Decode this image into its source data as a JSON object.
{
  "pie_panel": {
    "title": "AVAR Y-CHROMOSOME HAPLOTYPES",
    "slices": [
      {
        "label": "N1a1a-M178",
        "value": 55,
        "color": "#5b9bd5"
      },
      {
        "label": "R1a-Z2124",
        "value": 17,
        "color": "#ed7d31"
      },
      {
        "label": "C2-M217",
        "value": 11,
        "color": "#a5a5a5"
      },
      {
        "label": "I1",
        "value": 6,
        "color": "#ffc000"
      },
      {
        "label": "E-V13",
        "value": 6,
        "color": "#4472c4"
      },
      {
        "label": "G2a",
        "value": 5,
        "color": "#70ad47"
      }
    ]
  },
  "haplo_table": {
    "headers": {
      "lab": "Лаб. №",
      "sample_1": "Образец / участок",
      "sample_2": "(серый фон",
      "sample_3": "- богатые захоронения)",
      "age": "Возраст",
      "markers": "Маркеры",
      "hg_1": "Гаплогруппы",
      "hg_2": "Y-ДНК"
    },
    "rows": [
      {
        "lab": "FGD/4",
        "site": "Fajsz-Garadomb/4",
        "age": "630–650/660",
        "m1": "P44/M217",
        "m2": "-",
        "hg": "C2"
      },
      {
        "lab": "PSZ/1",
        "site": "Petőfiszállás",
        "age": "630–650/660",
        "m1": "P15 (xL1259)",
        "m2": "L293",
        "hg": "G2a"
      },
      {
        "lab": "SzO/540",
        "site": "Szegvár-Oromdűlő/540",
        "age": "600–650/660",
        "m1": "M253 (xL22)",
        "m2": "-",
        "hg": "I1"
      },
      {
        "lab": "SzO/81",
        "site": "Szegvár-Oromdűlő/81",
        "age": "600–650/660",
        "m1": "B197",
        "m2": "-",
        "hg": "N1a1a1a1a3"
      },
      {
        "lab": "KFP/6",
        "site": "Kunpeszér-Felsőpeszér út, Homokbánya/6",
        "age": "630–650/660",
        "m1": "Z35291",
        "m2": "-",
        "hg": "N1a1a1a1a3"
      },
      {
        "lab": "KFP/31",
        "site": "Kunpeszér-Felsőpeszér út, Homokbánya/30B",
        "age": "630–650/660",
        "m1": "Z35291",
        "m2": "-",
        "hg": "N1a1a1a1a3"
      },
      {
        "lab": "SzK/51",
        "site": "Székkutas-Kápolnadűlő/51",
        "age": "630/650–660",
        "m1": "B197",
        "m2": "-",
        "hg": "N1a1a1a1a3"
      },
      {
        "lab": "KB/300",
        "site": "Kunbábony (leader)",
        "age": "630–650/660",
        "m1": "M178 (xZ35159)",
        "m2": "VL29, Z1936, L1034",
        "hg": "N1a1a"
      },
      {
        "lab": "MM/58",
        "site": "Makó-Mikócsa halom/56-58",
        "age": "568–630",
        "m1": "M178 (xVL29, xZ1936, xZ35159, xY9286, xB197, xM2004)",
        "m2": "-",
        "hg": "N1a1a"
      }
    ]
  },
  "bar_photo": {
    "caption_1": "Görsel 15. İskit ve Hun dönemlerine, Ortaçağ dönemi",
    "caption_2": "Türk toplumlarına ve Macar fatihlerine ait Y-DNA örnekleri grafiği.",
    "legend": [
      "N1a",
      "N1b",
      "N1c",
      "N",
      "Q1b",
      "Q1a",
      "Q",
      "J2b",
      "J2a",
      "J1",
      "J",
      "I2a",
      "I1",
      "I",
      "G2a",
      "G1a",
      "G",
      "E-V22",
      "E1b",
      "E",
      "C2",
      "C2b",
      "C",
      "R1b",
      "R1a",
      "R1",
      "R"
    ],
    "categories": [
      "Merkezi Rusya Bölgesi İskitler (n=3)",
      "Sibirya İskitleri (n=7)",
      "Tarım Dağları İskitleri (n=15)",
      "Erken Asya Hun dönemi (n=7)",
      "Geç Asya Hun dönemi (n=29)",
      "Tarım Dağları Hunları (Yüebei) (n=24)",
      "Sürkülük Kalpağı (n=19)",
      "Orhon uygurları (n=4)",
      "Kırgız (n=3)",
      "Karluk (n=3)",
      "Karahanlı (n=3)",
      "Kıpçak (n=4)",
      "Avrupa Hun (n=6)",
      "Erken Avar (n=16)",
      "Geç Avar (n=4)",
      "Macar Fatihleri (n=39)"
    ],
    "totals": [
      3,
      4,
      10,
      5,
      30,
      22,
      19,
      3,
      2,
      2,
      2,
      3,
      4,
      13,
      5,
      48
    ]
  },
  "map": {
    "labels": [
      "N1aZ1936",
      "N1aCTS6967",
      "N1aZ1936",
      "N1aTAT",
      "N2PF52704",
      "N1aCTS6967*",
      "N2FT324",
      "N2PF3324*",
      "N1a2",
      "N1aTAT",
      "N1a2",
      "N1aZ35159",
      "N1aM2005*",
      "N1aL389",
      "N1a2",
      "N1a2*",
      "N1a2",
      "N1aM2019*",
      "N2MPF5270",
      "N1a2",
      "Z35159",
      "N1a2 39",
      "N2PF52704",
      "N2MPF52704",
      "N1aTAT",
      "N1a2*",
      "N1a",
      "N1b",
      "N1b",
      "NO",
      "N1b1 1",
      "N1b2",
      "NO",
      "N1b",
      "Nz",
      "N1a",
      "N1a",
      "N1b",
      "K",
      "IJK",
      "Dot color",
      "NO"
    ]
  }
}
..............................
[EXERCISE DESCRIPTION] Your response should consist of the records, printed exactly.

[SOLUTION]
Decode this image into its source data as a JSON object.
{
  "pie_panel": {
    "title": "AVAR Y-CHROMOSOME HAPLOTYPES",
    "slices": [
      {
        "label": "N1a1a-M178",
        "value": 55,
        "color": "#5b9bd5"
      },
      {
        "label": "R1a-Z2124",
        "value": 17,
        "color": "#ed7d31"
      },
      {
        "label": "C2-M217",
        "value": 11,
        "color": "#a5a5a5"
      },
      {
        "label": "I1",
        "value": 6,
        "color": "#ffc000"
      },
      {
        "label": "E-V13",
        "value": 6,
        "color": "#4472c4"
      },
      {
        "label": "G2a",
        "value": 5,
        "color": "#70ad47"
      }
    ]
  },
  "haplo_table": {
    "headers": {
      "lab": "Лаб. №",
      "sample_1": "Образец / участок",
      "sample_2": "(серый фон",
      "sample_3": "- богатые захоронения)",
      "age": "Возраст",
      "markers": "Маркеры",
      "hg_1": "Гаплогруппы",
      "hg_2": "Y-ДНК"
    },
    "rows": [
      {
        "lab": "FGD/4",
        "site": "Fajsz-Garadomb/4",
        "age": "630–650/660",
        "m1": "P44/M217",
        "m2": "-",
        "hg": "C2"
      },
      {
        "lab": "PSZ/1",
        "site": "Petőfiszállás",
        "age": "630–650/660",
        "m1": "P15 (xL1259)",
        "m2": "L293",
        "hg": "G2a"
      },
      {
        "lab": "SzO/540",
        "site": "Szegvár-Oromdűlő/540",
        "age": "600–650/660",
        "m1": "M253 (xL22)",
        "m2": "-",
        "hg": "I1"
      },
      {
        "lab": "SzO/81",
        "site": "Szegvár-Oromdűlő/81",
        "age": "600–650/660",
        "m1": "B197",
        "m2": "-",
        "hg": "N1a1a1a1a3"
      },
      {
        "lab": "KFP/6",
        "site": "Kunpeszér-Felsőpeszér út, Homokbánya/6",
        "age": "630–650/660",
        "m1": "Z35291",
        "m2": "-",
        "hg": "N1a1a1a1a3"
      },
      {
        "lab": "KFP/31",
        "site": "Kunpeszér-Felsőpeszér út, Homokbánya/30B",
        "age": "630–650/660",
        "m1": "Z35291",
        "m2": "-",
        "hg": "N1a1a1a1a3"
      },
      {
        "lab": "SzK/51",
        "site": "Székkutas-Kápolnadűlő/51",
        "age": "630/650–660",
        "m1": "B197",
        "m2": "-",
        "hg": "N1a1a1a1a3"
      },
      {
        "lab": "KB/300",
        "site": "Kunbábony (leader)",
        "age": "630–650/660",
        "m1": "M178 (xZ35159)",
        "m2": "VL29, Z1936, L1034",
        "hg": "N1a1a"
      },
      {
        "lab": "MM/58",
        "site": "Makó-Mikócsa halom/56-58",
        "age": "568–630",
        "m1": "M178 (xVL29, xZ1936, xZ35159, xY9286, xB197, xM2004)",
        "m2": "-",
        "hg": "N1a1a"
      }
    ]
  },
  "bar_photo": {
    "caption_1": "Görsel 15. İskit ve Hun dönemlerine, Ortaçağ dönemi",
    "caption_2": "Türk toplumlarına ve Macar fatihlerine ait Y-DNA örnekleri grafiği.",
    "legend": [
      "N1a",
      "N1b",
      "N1c",
      "N",
      "Q1b",
      "Q1a",
      "Q",
      "J2b",
      "J2a",
      "J1",
      "J",
      "I2a",
      "I1",
      "I",
      "G2a",
      "G1a",
      "G",
      "E-V22",
      "E1b",
      "E",
      "C2",
      "C2b",
      "C",
      "R1b",
      "R1a",
      "R1",
      "R"
    ],
    "categories": [
      "Merkezi Rusya Bölgesi İskitler (n=3)",
      "Sibirya İskitleri (n=7)",
      "Tarım Dağları İskitleri (n=15)",
      "Erken Asya Hun dönemi (n=7)",
      "Geç Asya Hun dönemi (n=29)",
      "Tarım Dağları Hunları (Yüebei) (n=24)",
      "Sürkülük Kalpağı (n=19)",
      "Orhon uygurları (n=4)",
      "Kırgız (n=3)",
      "Karluk (n=3)",
      "Karahanlı (n=3)",
      "Kıpçak (n=4)",
      "Avrupa Hun (n=6)",
      "Erken Avar (n=16)",
      "Geç Avar (n=4)",
      "Macar Fatihleri (n=39)"
    ],
    "totals": [
      3,
      4,
      10,
      5,
      30,
      22,
      19,
      3,
      2,
      2,
      2,
      3,
      4,
      13,
      5,
      48
    ]
  },
  "map": {
    "labels": [
      "N1aZ1936",
      "N1aCTS6967",
      "N1aZ1936",
      "N1aTAT",
      "N2PF52704",
      "N1aCTS6967*",
      "N2FT324",
      "N2PF3324*",
      "N1a2",
      "N1aTAT",
      "N1a2",
      "N1aZ35159",
      "N1aM2005*",
      "N1aL389",
      "N1a2",
      "N1a2*",
      "N1a2",
      "N1aM2019*",
      "N2MPF5270",
      "N1a2",
      "Z35159",
      "N1a2 39",
      "N2PF52704",
      "N2MPF52704",
      "N1aTAT",
      "N1a2*",
      "N1a",
      "N1b",
      "N1b",
      "NO",
      "N1b1 1",
      "N1b2",
      "NO",
      "N1b",
      "Nz",
      "N1a",
      "N1a",
      "N1b",
      "K",
      "IJK",
      "Dot color",
      "NO"
    ]
  }
}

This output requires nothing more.